A lot has happened since I last wrote about Brexit in July but very little has changed. There have been numerous occasions where I thought; “this is it” regarding either a major breakthrough or the end of Theresa May’s premiership.
However, each the expectations of a Brexit breakthrough rose, they have quickly dissipated as further sources pour scorn on earlier reports. Equally, whenever the threats to Theresa May or the calls for her to stand aside reach fever pitch, a compromise is reached, or a belligerent political actor backs down.
On a Brexit deal, it does seem that there has been slight progress made since July though the Irish border remains a stumbling block. I’ve previously written about a buildup of ill-will and energy that will lead to a political earthquake and heads rolling. I still believe this may have to be the case as the compromises needed can not be reached without major climbdowns from either Theresa May, Leo Varadkar or Arlene Foster.
I It does appear the Irish border can be solved through a compromise that protects the all-island economy and avoids a hard border through a combination of transition extensions, full UK-wide participation in a customs union and the threats of an early British General Election…
At this stage in the negotiations, I finally believe Teresa May and Olly Robbins know the rough parameters of what a deal entails and where the Britain ends up post-Brexit. Despite May’s strong rhetoric, it is likely she privately acknowledges further East/West checks are necessary though I do believe her when she says she would never sign up to a full economic Irish Sea border.
Her challenges in securing this deal are obvious to most followers of British politics. She will either need the support of the great majority of the Conservative Party MPs and the ten votes of the Democratic Unionist Party or she will need considerable support from Labour MPs.
It will be almost impossible for her not to have some rebel hard Brexiteers if she continues down the current line of negotiations and ends up with a deal roughly along her “Chequers+” plan.
There are currently 50 MPs who are publicly part of a “Stand Up 4 Brexit” campaign that explicitly rejects Theresa May’s “Chequers+” plan. What is not clear is whether this simply a political lobbying group or if the majority will vote down a deal when the Meaningful Vote comes back to parliament.
It does look more likely that full customs participation will be included, and this has raised considerable dissent from with the cabinet and wider parliamentary party. Equally though, it does make it more likely that Labour MPs could support it, especially those who would like to further undermine the authority of Jeremy Corbyn. They would have legitimate reasons for doing so as while Labour have been very, very vague on their alternative Brexit plan, they have consistently said they want a customs union with the EU.
I want to predict that we are at the point where Theresa May shows decisive leadership and decision making and stands up to the brexiteers and the DUP and we get clarity of her direction and strategy. This then either leads to a deal or her toppling, hence the title of the article.
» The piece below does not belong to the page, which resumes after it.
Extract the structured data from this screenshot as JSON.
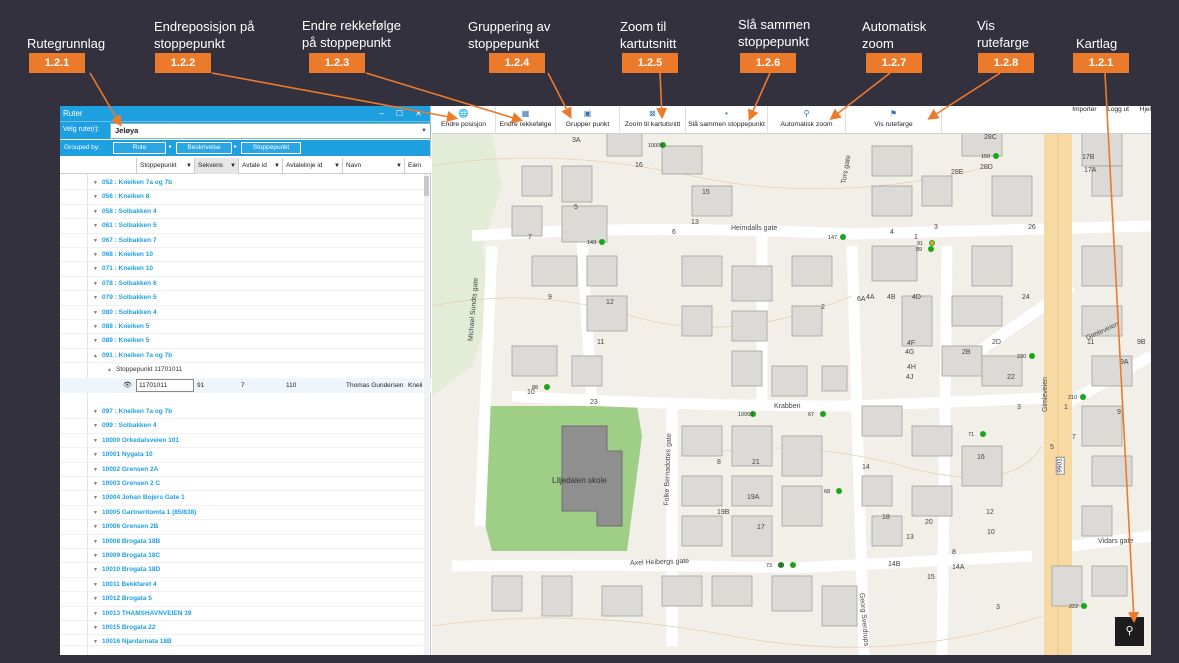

However, I think the uncertainty will continue for a few more weeks as the gargantuan, emotionless python that is the realities of Brexit continues to slowly crush and asphyxiate the demands for a Canada+ Deal or the threats of DUP bringing down the government.
I also can’t see Labour being having the unity to topple the government by voting down the deal and forcing an early general election. They are too divided and weak on Brexit.
Finally, to predictions, I do believe a deal will be reached by mid-December at the latest that will keep the Irish border open. I believe May will survive to somehow get it voted through parliament with some cross-party amendments that solidify the UK’s position in a customs union.
It is harder to predict when her premiership will end but I believe she will still be the UK Prime Minister on January 1st, 2019, at least. It will be in her interests to keep some negotiations necessary for January and February next year so that she can fend off any leadership bids until post Brexit date and hope the public thank her in the polls afterwards.
The question will be whether the DUP can spin this as a political win. So far, they have railed against every single mooted potential divergence between Norther Ireland and Britain. This is foolish and risky. They are still the biggest wild card in my predictions as they could force that early election that I don’t believe will happen. However, I think it is more likely the MPs will turn on Arlene Foster and replace her sooner rather than later as a symbolic aggressive backlash against their ultimate political impotence.
Of course, nothing has gone to plan for the UK so far in negotiations and Brexit predictions are a mug’s game. I just don’t think Labour or the Conservatives want a no deal Brexit or the next general election to be fought on Brexit either. Therefore, realpolitik will eventually dictate that a deal is done and chaos doesn’t ensue…